Humanitarian organisations have suspended their activities in Ethiopia's stricken Tigray region which was hit by a deadly airstrike on a camp for displaced people.
the United Nations Office for the Coordination of Humanitarian Affairs (OCHA) revealed this on Sunday, “Humanitarian partners have suspended their activities in the area due to continued threats of drone strikes."
Initial information from OCHA suggested that the attack which took place at around midnight on Friday against the IDP camp "caused dozens of civilian casualties, including deaths".
The Tigrayan rebels accused the government on Saturday of carrying out a drone attack claiming, 56 people were killed. However, an official at the region's main hospital said 55 people were killed with 126 sustaining injuries.
In a Twitter post on Sunday, Tigray People's Liberation Front (TPLF) spokesperson, Getachew Reda claimed that the Eritrean army, which has supported Ethiopian government forces against the rebels and has been accused of committing atrocities, had launched attacks on its fighters in northwest Tigray on Saturday.
He accused Eritrea of seeking to "sabotage all peace efforts in the region, supposedly to protect Ethiopia's unity".
But it was impossible to verify these claims independently, as access to Tigray was severely restricted and communications were cut off in the region.

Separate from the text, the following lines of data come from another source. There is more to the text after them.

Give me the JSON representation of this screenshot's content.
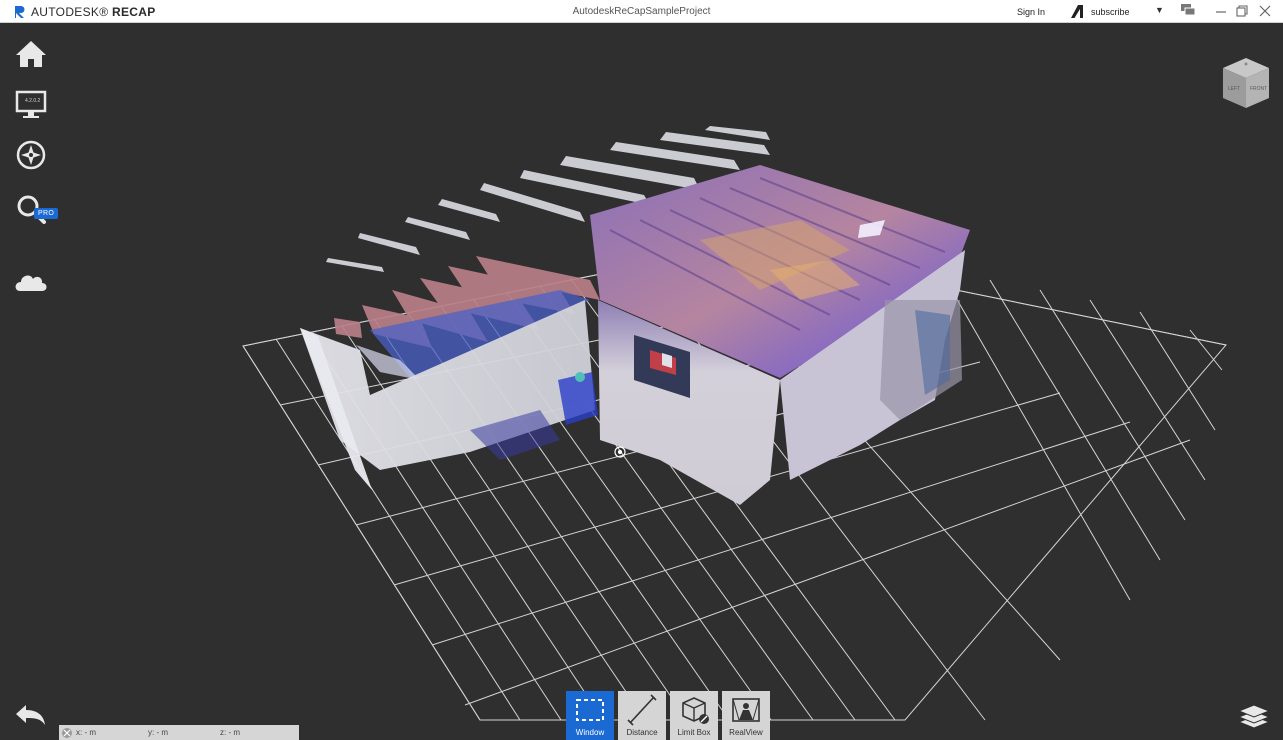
{
  "titlebar": {
    "brand": "AUTODESK",
    "brand_product": "RECAP",
    "window_title": "AutodeskReCapSampleProject",
    "sign_in": "Sign In",
    "account": "subscribe"
  },
  "sidebar": {
    "pro_badge": "PRO",
    "monitor_label": "4.2.0.2",
    "items": [
      {
        "icon": "home-icon"
      },
      {
        "icon": "monitor-icon"
      },
      {
        "icon": "compass-icon"
      },
      {
        "icon": "search-icon"
      },
      {
        "icon": "cloud-icon"
      }
    ]
  },
  "viewcube": {
    "left": "LEFT",
    "front": "FRONT"
  },
  "coordinates": {
    "x": "x:  -  m",
    "y": "y:  -  m",
    "z": "z:  -  m"
  },
  "toolbar": {
    "tools": [
      {
        "label": "Window",
        "active": true
      },
      {
        "label": "Distance",
        "active": false
      },
      {
        "label": "Limit Box",
        "active": false
      },
      {
        "label": "RealView",
        "active": false
      }
    ]
  },
  "colors": {
    "accent": "#1b69d3",
    "background": "#2f2f2f",
    "grid": "#e6e6e6"
  }
}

Ethiopian government officials did not respond to requests from AFP.
Impact on the health system
According to OCHA, the lack of essential supplies, particularly medical equipment and fuel, has tendencies of "… severely disrupting the response to the wounded and has led to the near-collapse of the health system in Tigray.

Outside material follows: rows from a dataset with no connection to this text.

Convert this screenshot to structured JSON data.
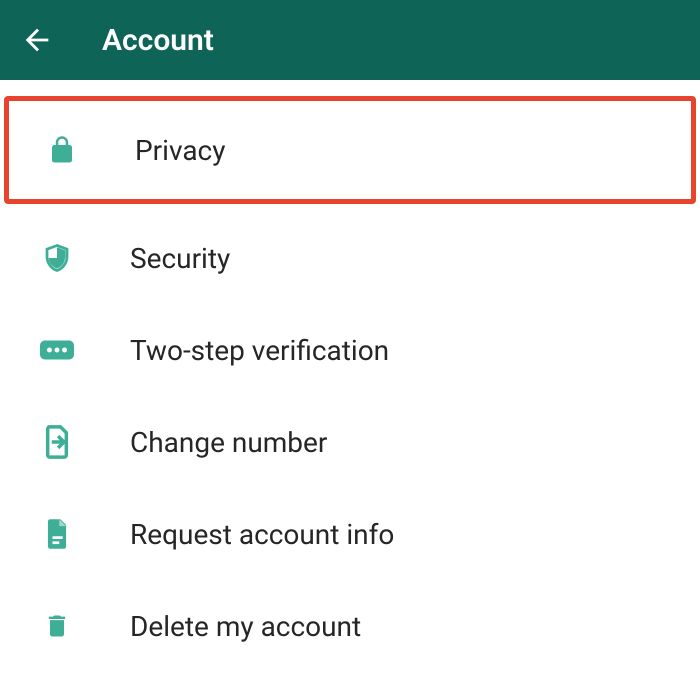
{
  "header": {
    "title": "Account"
  },
  "items": [
    {
      "label": "Privacy",
      "icon": "lock-icon",
      "highlighted": true
    },
    {
      "label": "Security",
      "icon": "shield-icon",
      "highlighted": false
    },
    {
      "label": "Two-step verification",
      "icon": "dots-icon",
      "highlighted": false
    },
    {
      "label": "Change number",
      "icon": "sim-arrow-icon",
      "highlighted": false
    },
    {
      "label": "Request account info",
      "icon": "document-icon",
      "highlighted": false
    },
    {
      "label": "Delete my account",
      "icon": "trash-icon",
      "highlighted": false
    }
  ],
  "colors": {
    "header_bg": "#0d6457",
    "icon_color": "#3eae97",
    "highlight_border": "#e8432e",
    "text": "#262626"
  }
}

"The intensification of airstrikes is alarming, and we once again remind all parties to the conflict to respect their obligations under international humanitarian law," the UN agency added.
Calls for "national reconciliation
The attack came as the Ethiopian government announced an amnesty for several senior TPLF and other opposition leaders, following a call for "national reconciliation" during the Orthodox Christmas celebrations by Prime Minister Abiy Ahmed.
The amnesty was welcomed by the United Nations and the African Union, which are spearheading international efforts to end the conflict, and called for the opportunity to be used to start a "dialogue".
It was not clear whether the government had offered negotiations to the TPLF, the party that effectively ruled Ethiopia for three decades until Mr Abiy took power in 2018 and is now considered a "terrorist" group by Addis Ababa.
The conflict began in November 2020 when the federal army intervened in Tigray to remove regional authorities - from the TPLF - who were challenging its authority.
A TPLF counter-offensive allowed the rebels to recapture most of the region at the end of June 2021 and to advance into neighbouring Amhara and Afar. They claimed in November to have reached 200 km from Addis Ababa.
Thousands have died in the conflict. Tigray is under a "de facto blockade" of humanitarian aid, according to the UN.